[Web page and app entries]

-*-

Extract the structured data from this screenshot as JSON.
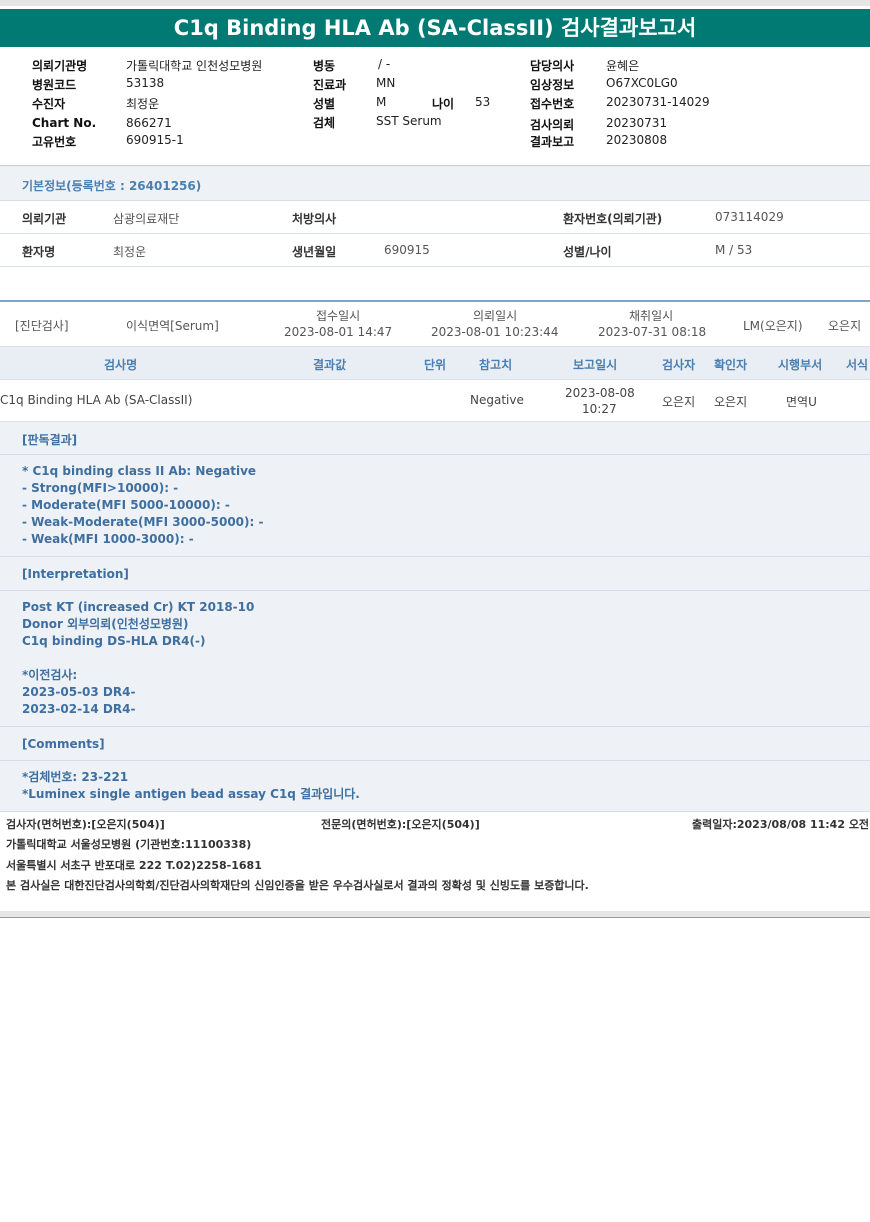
{
  "title": "C1q Binding HLA Ab (SA-ClassII) 검사결과보고서",
  "header": {
    "col1": [
      {
        "label": "의뢰기관명",
        "value": "가톨릭대학교 인천성모병원"
      },
      {
        "label": "병원코드",
        "value": "53138"
      },
      {
        "label": "수진자",
        "value": "최정운"
      },
      {
        "label": "Chart No.",
        "value": "866271"
      },
      {
        "label": "고유번호",
        "value": "690915-1"
      }
    ],
    "col2": [
      {
        "label": "병동",
        "value": "/ -"
      },
      {
        "label": "진료과",
        "value": "MN"
      },
      {
        "label": "성별",
        "value": "M"
      },
      {
        "label": "검체",
        "value": "SST Serum"
      }
    ],
    "age_label": "나이",
    "age_value": "53",
    "col3": [
      {
        "label": "담당의사",
        "value": "윤혜은"
      },
      {
        "label": "임상정보",
        "value": "O67XC0LG0"
      },
      {
        "label": "접수번호",
        "value": "20230731-14029"
      },
      {
        "label": "검사의뢰",
        "value": "20230731"
      },
      {
        "label": "결과보고",
        "value": "20230808"
      }
    ]
  },
  "basic_info": {
    "heading": "기본정보(등록번호 : 26401256)",
    "row1": {
      "l1": "의뢰기관",
      "v1": "삼광의료재단",
      "l2": "처방의사",
      "v2": "",
      "l3": "환자번호(의뢰기관)",
      "v3": "073114029"
    },
    "row2": {
      "l1": "환자명",
      "v1": "최정운",
      "l2": "생년월일",
      "v2": "690915",
      "l3": "성별/나이",
      "v3": "M / 53"
    }
  },
  "sample": {
    "category": "[진단검사]",
    "test_group": "이식면역[Serum]",
    "received_label": "접수일시",
    "received_value": "2023-08-01 14:47",
    "requested_label": "의뢰일시",
    "requested_value": "2023-08-01 10:23:44",
    "collected_label": "채취일시",
    "collected_value": "2023-07-31 08:18",
    "lm": "LM(오은지)",
    "staff": "오은지"
  },
  "columns": [
    "검사명",
    "결과값",
    "단위",
    "참고치",
    "보고일시",
    "검사자",
    "확인자",
    "시행부서",
    "서식"
  ],
  "result": {
    "test_name": "C1q Binding HLA Ab (SA-ClassII)",
    "value": "",
    "unit": "",
    "reference": "Negative",
    "report_date": "2023-08-08",
    "report_time": "10:27",
    "tester": "오은지",
    "verifier": "오은지",
    "department": "면역U",
    "form": ""
  },
  "sections": {
    "reading_title": "[판독결과]",
    "reading_body": "* C1q binding class II Ab: Negative\n- Strong(MFI>10000): -\n- Moderate(MFI 5000-10000): -\n- Weak-Moderate(MFI 3000-5000): -\n- Weak(MFI 1000-3000): -",
    "interp_title": "[Interpretation]",
    "interp_body": "Post KT (increased Cr) KT 2018-10\nDonor 외부의뢰(인천성모병원)\nC1q binding DS-HLA DR4(-)\n\n*이전검사:\n2023-05-03 DR4-\n2023-02-14 DR4-",
    "comments_title": "[Comments]",
    "comments_body": "*검체번호: 23-221\n*Luminex single antigen bead assay C1q 결과입니다."
  },
  "footer": {
    "tester": "검사자(면허번호):[오은지(504)]",
    "specialist": "전문의(면허번호):[오은지(504)]",
    "printed": "출력일자:2023/08/08 11:42 오전",
    "hospital": "가톨릭대학교 서울성모병원 (기관번호:11100338)",
    "address": "서울특별시 서초구 반포대로 222 T.02)2258-1681",
    "certification": "본 검사실은 대한진단검사의학회/진단검사의학재단의 신임인증을 받은 우수검사실로서 결과의 정확성 및 신빙도를 보증합니다."
  }
}
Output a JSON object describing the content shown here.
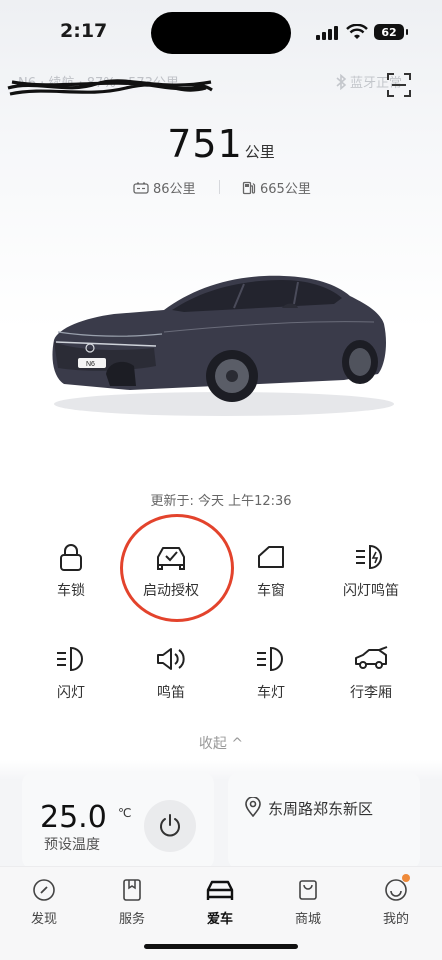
{
  "status_bar": {
    "time": "2:17",
    "battery": "62"
  },
  "header": {
    "vehicle_name": "N6 · 续航 · 87% · 573公里",
    "bt_status": "蓝牙正常"
  },
  "range": {
    "value": "751",
    "unit": "公里",
    "battery_range": "86公里",
    "fuel_range": "665公里"
  },
  "update_time": "更新于: 今天 上午12:36",
  "car": {
    "badge": "N6",
    "body_color": "#3a3b4a"
  },
  "controls": [
    {
      "label": "车锁",
      "icon": "lock-icon"
    },
    {
      "label": "启动授权",
      "icon": "car-check-icon"
    },
    {
      "label": "车窗",
      "icon": "window-icon"
    },
    {
      "label": "闪灯鸣笛",
      "icon": "flash-horn-icon"
    },
    {
      "label": "闪灯",
      "icon": "headlight-icon"
    },
    {
      "label": "鸣笛",
      "icon": "horn-icon"
    },
    {
      "label": "车灯",
      "icon": "car-light-icon"
    },
    {
      "label": "行李厢",
      "icon": "trunk-icon"
    }
  ],
  "collapse_label": "收起 ^",
  "climate": {
    "temperature": "25.0",
    "unit": "℃",
    "label": "预设温度"
  },
  "location": {
    "text": "东周路郑东新区"
  },
  "tabs": [
    {
      "label": "发现",
      "icon": "compass-icon"
    },
    {
      "label": "服务",
      "icon": "bookmark-icon"
    },
    {
      "label": "爱车",
      "icon": "car-icon",
      "active": true
    },
    {
      "label": "商城",
      "icon": "shop-icon"
    },
    {
      "label": "我的",
      "icon": "smile-icon"
    }
  ],
  "colors": {
    "accent_ring": "#e3432c",
    "notification_dot": "#ef8a3a"
  }
}
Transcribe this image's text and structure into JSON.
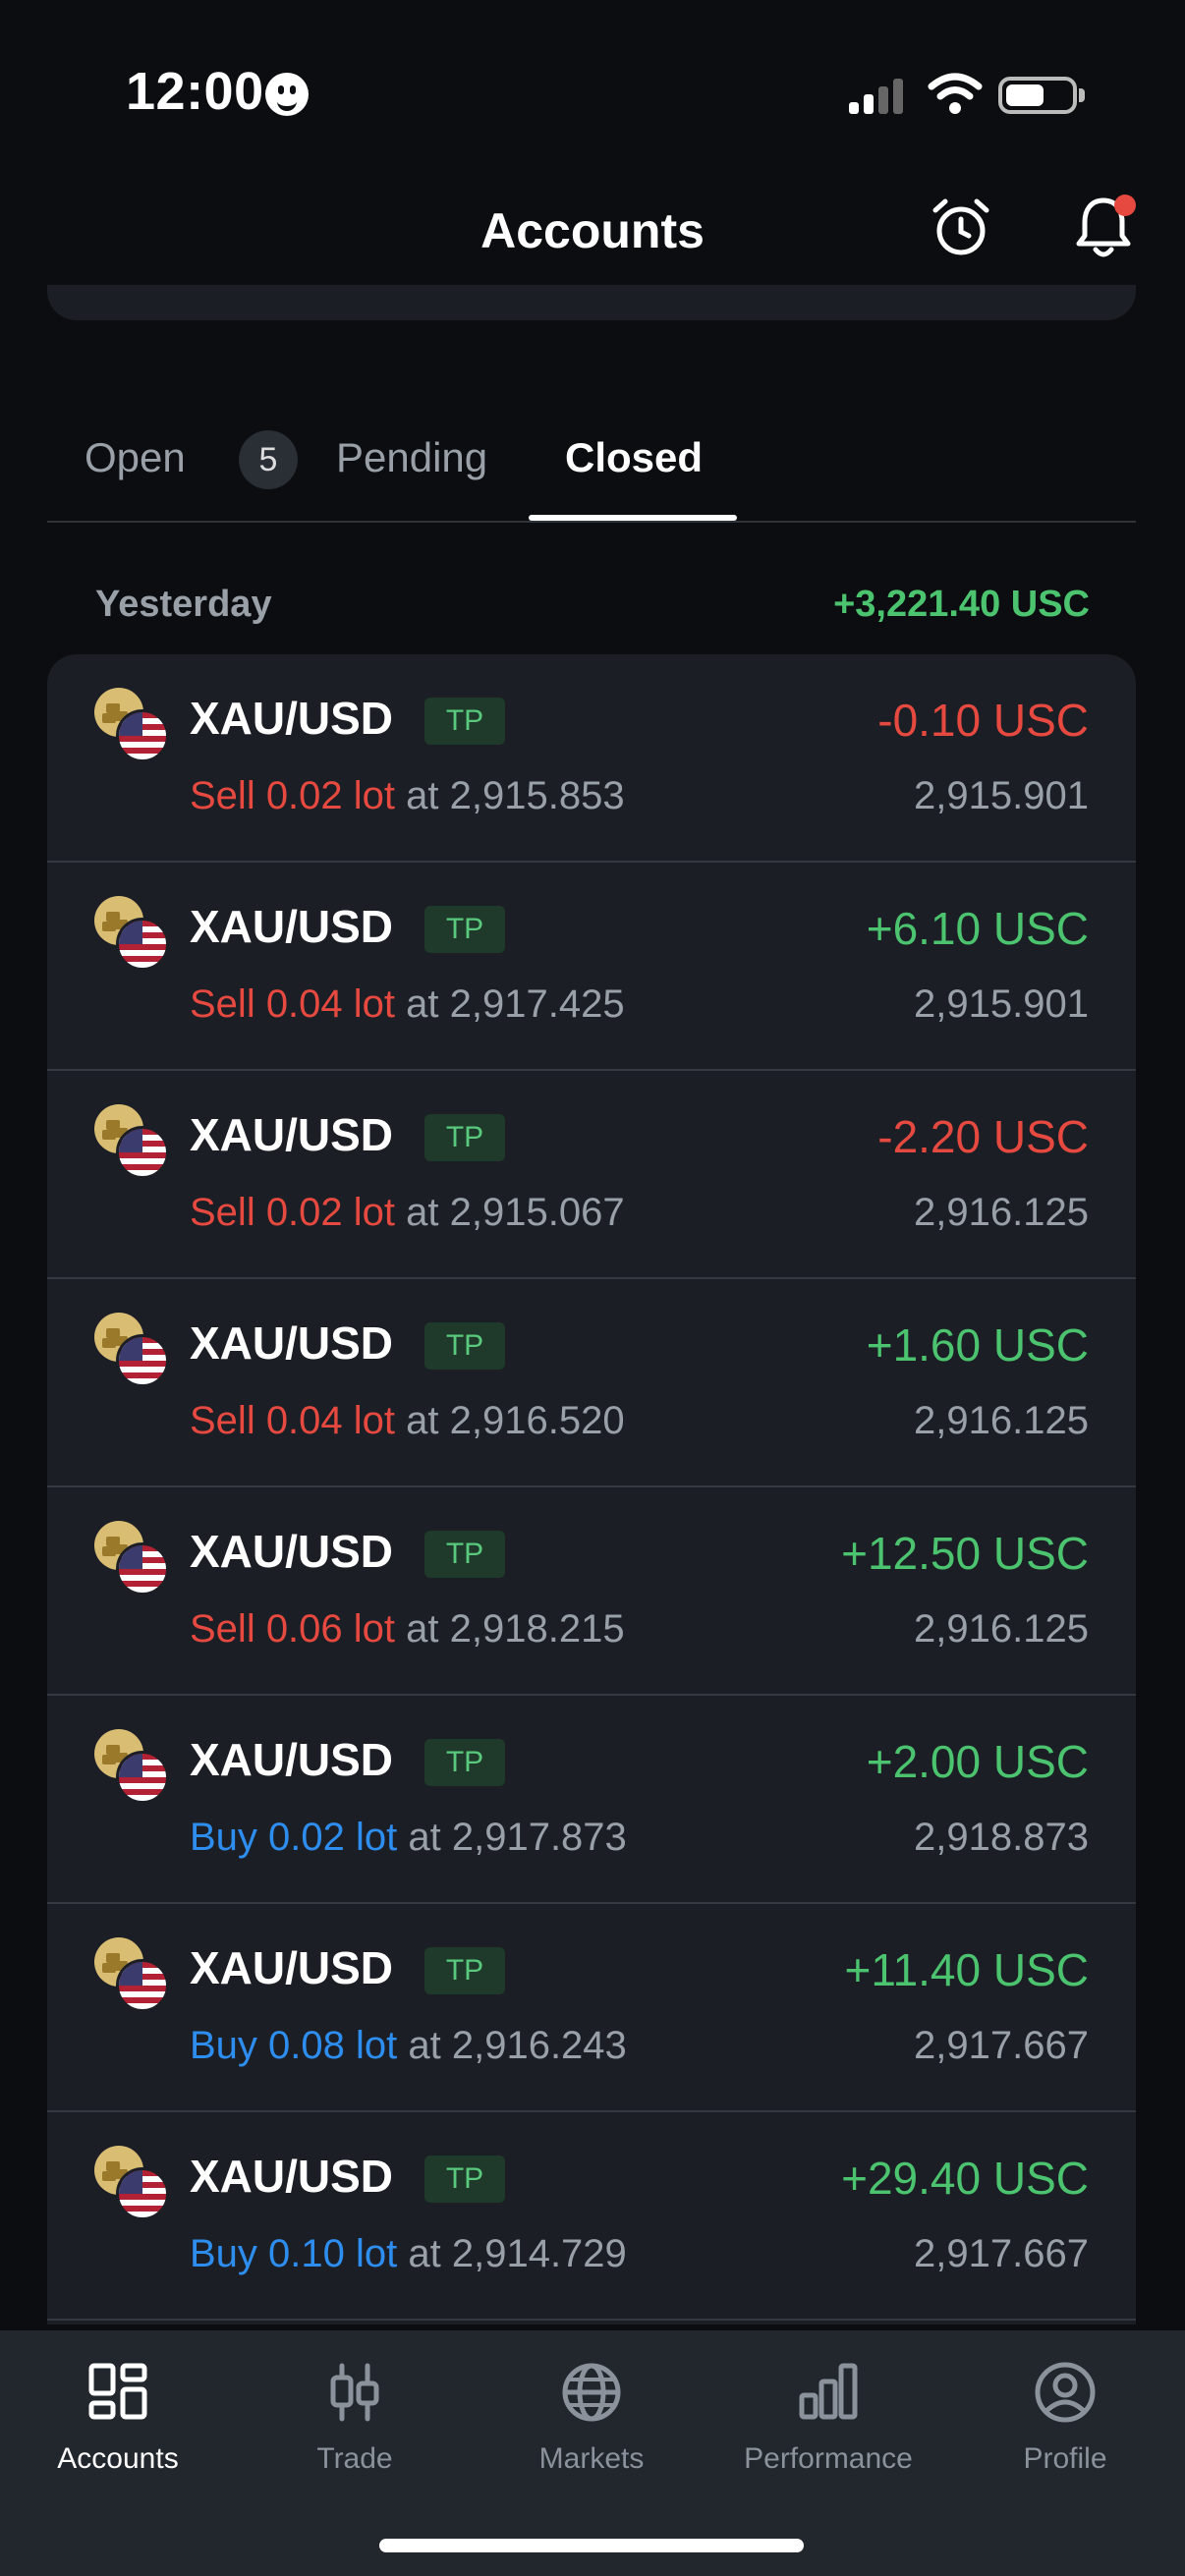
{
  "status_bar": {
    "time": "12:00"
  },
  "header": {
    "title": "Accounts"
  },
  "tabs": [
    {
      "label": "Open",
      "badge": "5"
    },
    {
      "label": "Pending"
    },
    {
      "label": "Closed"
    }
  ],
  "active_tab": "Closed",
  "group": {
    "label": "Yesterday",
    "total": "+3,221.40 USC"
  },
  "trades": [
    {
      "symbol": "XAU/USD",
      "tag": "TP",
      "pnl": "-0.10 USC",
      "side": "Sell 0.02 lot",
      "open": "at 2,915.853",
      "close": "2,915.901"
    },
    {
      "symbol": "XAU/USD",
      "tag": "TP",
      "pnl": "+6.10 USC",
      "side": "Sell 0.04 lot",
      "open": "at 2,917.425",
      "close": "2,915.901"
    },
    {
      "symbol": "XAU/USD",
      "tag": "TP",
      "pnl": "-2.20 USC",
      "side": "Sell 0.02 lot",
      "open": "at 2,915.067",
      "close": "2,916.125"
    },
    {
      "symbol": "XAU/USD",
      "tag": "TP",
      "pnl": "+1.60 USC",
      "side": "Sell 0.04 lot",
      "open": "at 2,916.520",
      "close": "2,916.125"
    },
    {
      "symbol": "XAU/USD",
      "tag": "TP",
      "pnl": "+12.50 USC",
      "side": "Sell 0.06 lot",
      "open": "at 2,918.215",
      "close": "2,916.125"
    },
    {
      "symbol": "XAU/USD",
      "tag": "TP",
      "pnl": "+2.00 USC",
      "side": "Buy 0.02 lot",
      "open": "at 2,917.873",
      "close": "2,918.873"
    },
    {
      "symbol": "XAU/USD",
      "tag": "TP",
      "pnl": "+11.40 USC",
      "side": "Buy 0.08 lot",
      "open": "at 2,916.243",
      "close": "2,917.667"
    },
    {
      "symbol": "XAU/USD",
      "tag": "TP",
      "pnl": "+29.40 USC",
      "side": "Buy 0.10 lot",
      "open": "at 2,914.729",
      "close": "2,917.667"
    }
  ],
  "bottom_nav": [
    {
      "label": "Accounts",
      "icon": "grid-icon"
    },
    {
      "label": "Trade",
      "icon": "candles-icon"
    },
    {
      "label": "Markets",
      "icon": "globe-icon"
    },
    {
      "label": "Performance",
      "icon": "bar-chart-icon"
    },
    {
      "label": "Profile",
      "icon": "user-circle-icon"
    }
  ],
  "active_nav": "Accounts",
  "colors": {
    "background": "#0b0d10",
    "card": "#1b1f25",
    "profit": "#4cc46f",
    "loss": "#e5493f",
    "buy": "#2e8ef0",
    "muted": "#9aa0a8"
  }
}
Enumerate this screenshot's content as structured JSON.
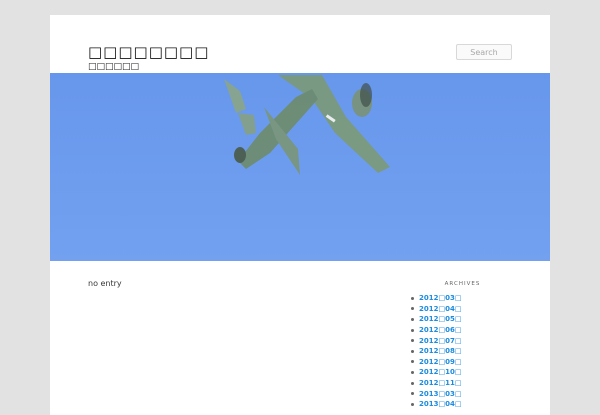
{
  "header": {
    "site_title": "□□□□□□□□",
    "site_description": "□□□□□□",
    "search_placeholder": "Search",
    "header_image_icon": "airplane-photo"
  },
  "main": {
    "content_text": "no entry"
  },
  "sidebar": {
    "widget_title": "ARCHIVES",
    "items": [
      {
        "label": "2012□03□"
      },
      {
        "label": "2012□04□"
      },
      {
        "label": "2012□05□"
      },
      {
        "label": "2012□06□"
      },
      {
        "label": "2012□07□"
      },
      {
        "label": "2012□08□"
      },
      {
        "label": "2012□09□"
      },
      {
        "label": "2012□10□"
      },
      {
        "label": "2012□11□"
      },
      {
        "label": "2013□03□"
      },
      {
        "label": "2013□04□"
      }
    ]
  },
  "colors": {
    "page_background": "#e2e2e2",
    "sky": "#6d9cee",
    "link": "#1b8be0"
  }
}
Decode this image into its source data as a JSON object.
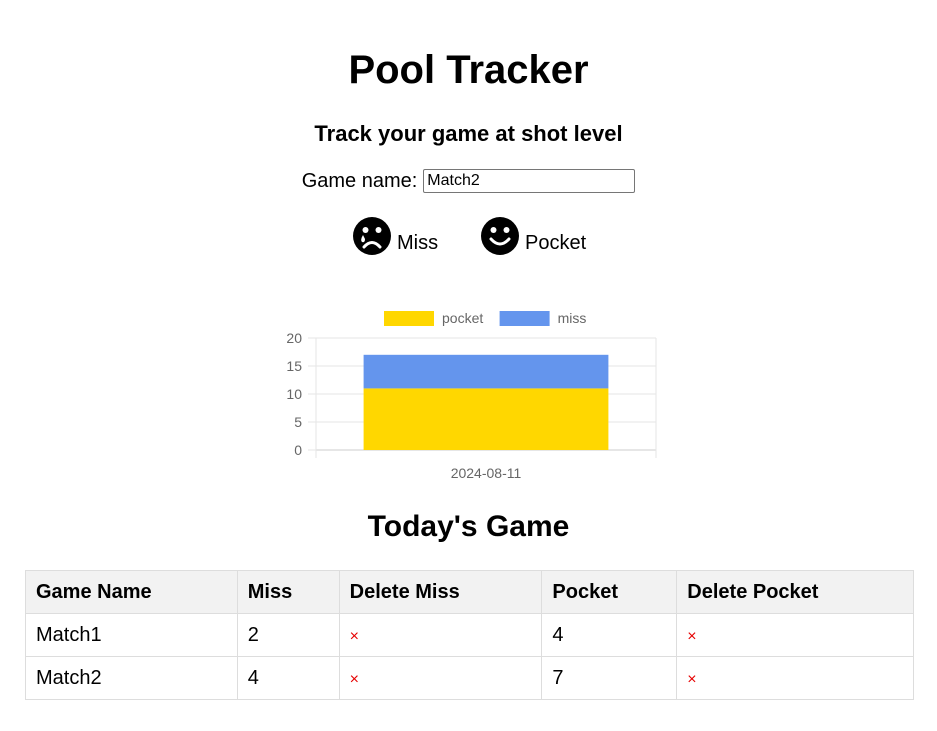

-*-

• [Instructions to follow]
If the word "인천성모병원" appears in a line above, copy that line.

• [Worked solution]
        "value": "가톨릭대학교 인천성모병원"
    "interp_body": "Post KT (increased Cr) KT 2018-10\nDonor 외부의뢰(인천성모병원)\nC1q binding DS-HLA DR4(-)\n\n*이전검사:\n2023-05-03 DR4-\n2023-02-14 DR4-",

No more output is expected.